Power Automate connectors are the building blocks that make up a flow (Microsoft's term for an individual Power Automate process). Connectors include a range of Microsoft services such as SharePoint, OneDrive, various Azure components, GitHub, and even things like SQL Server or a local file system. Connectors are also available for third-party services such as Gmail, Dropbox, and Slack. Many connectors are free to use even if they have some premium options mixed in.
Flows can be initiated in several ways, each of which has its own use. The most common triggers are automated flows (execute based on a connector event), instant flows (run when a button is pressed in the mobile app), and scheduled flows. Once executed, a flow will walk through individual steps, performing actions using connectors and following the logic you've defined.
In addition to numerous connectors, Microsoft provides a variety of existing templates that admins can leverage either in their default state or as a starting point for a custom process. A great example of this is the "Click a button to create a new Azure AD user account" template, which not only creates an account in Azure AD but also initiates an email message containing the pertinent information for the new account. Let's take a look at the components used in this flow to get a feel for how it works and what capabilities Power Automate offers.
As this flow is an instant flow (triggered using a button on the mobile app or the Power Automate console), it uses the manual flow connector and several form fields that will later be used to generate the user's profile. In general, these fields are free text, allowing users to input any values (or no value) they wish, though you have the option to add value lists and make fields required or optional.
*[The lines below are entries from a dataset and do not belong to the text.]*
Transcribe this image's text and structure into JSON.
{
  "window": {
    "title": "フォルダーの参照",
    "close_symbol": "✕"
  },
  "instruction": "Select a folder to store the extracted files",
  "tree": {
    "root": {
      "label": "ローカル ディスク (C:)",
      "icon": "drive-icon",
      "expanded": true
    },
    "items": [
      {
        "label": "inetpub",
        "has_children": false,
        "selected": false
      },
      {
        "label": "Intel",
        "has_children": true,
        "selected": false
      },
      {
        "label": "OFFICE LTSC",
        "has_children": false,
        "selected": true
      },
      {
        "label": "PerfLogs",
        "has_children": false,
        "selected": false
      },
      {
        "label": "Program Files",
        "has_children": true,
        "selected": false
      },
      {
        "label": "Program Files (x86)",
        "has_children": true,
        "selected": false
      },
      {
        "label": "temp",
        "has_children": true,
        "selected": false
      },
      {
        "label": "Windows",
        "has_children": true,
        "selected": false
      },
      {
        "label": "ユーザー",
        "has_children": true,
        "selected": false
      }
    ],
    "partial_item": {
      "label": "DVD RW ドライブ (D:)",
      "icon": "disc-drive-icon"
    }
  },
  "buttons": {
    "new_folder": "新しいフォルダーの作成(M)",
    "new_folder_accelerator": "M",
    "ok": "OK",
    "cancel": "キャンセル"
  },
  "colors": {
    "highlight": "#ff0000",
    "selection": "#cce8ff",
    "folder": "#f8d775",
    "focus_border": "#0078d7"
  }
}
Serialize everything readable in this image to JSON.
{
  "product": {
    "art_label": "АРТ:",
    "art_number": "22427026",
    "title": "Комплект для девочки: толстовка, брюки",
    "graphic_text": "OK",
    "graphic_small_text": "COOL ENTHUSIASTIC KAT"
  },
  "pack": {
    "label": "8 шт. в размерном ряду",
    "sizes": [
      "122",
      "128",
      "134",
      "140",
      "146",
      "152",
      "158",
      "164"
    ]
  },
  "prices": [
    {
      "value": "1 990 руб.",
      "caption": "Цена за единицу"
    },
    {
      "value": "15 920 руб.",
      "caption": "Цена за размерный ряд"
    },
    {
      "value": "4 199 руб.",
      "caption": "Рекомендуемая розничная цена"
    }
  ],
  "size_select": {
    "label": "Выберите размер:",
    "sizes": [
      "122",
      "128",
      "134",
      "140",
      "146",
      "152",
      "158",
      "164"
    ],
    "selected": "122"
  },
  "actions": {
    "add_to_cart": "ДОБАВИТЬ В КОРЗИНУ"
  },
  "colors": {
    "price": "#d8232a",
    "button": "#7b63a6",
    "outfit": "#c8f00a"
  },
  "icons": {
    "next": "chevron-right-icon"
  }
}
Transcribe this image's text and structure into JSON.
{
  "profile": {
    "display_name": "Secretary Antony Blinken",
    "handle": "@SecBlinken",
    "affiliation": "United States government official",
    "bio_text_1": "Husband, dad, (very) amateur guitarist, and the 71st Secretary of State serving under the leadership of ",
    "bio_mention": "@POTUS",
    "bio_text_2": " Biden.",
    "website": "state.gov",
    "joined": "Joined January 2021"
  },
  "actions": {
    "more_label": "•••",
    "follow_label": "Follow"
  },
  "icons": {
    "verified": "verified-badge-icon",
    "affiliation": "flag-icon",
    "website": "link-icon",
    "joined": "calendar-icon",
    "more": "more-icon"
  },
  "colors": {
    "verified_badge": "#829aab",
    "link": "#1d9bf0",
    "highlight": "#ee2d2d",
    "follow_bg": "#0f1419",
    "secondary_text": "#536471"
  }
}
The second step in creating an Azure AD user is to generate a password, which is accomplished using an Initialize Variable action. There's no sophisticated security here, and this is only a little better than setting a static default password, but you have a lot of flexibility in how you configure the password generation. The default function the flow uses is a static value of 'Pwd' followed by the formula substring(utcNow(),20,8), which generates a timestamp and extracts a portion of the string, 8 characters beginning with the 20th (leaving you with a password like 'Pwd6801257+'). Additional complexity could be added by incorporating the user's initials, department, or even pseudo-random values.
Step three is to create the user in Azure AD. This is accomplished with the Azure AD connector, which must be authenticated with a user account that has the permissions required to perform such actions. This step uses both the values collected in the initial form and the password created in the previous step to create the Azure AD user.
The final step in our flow is to send an email to the user running the flow, which can then be forwarded to the appropriate supervisor or coworker. The Outlook connector is used for this step, although you could just as easily incorporate the Gmail connector or another communication method. Like the Azure AD connector, you also need to authenticate the Outlook (or Gmail) connector.
Other examples ^
The primary value in Power Automate is flexibility. So many of the tasks we do daily are manual and mundane, a perfect storm for humans to forget or prioritize over, while a flow could just handle these tasks for us without any qualms. Some other examples of what Power Automate is capable of include:
- The On-premises Gateway can be installed on a local machine and configured to watch a local folder and send changes to a SharePoint site.
- A group email box could be monitored and any attachments added to a OneDrive for Business folder.
- Microsoft Forms can initiate automated emails or population of a SharePoint site.
- Calendar appointments can be copied from a work calendar to a personal calendar.
Power Automate brings a wealth of flexibility and power to the toolkit of a system admin (or general power user) and does so without requiring users to learn a new programming language or rely on third-party frameworks. Flows can be simple tasks to synchronize information between services or incredibly advanced, limited only by your imagination.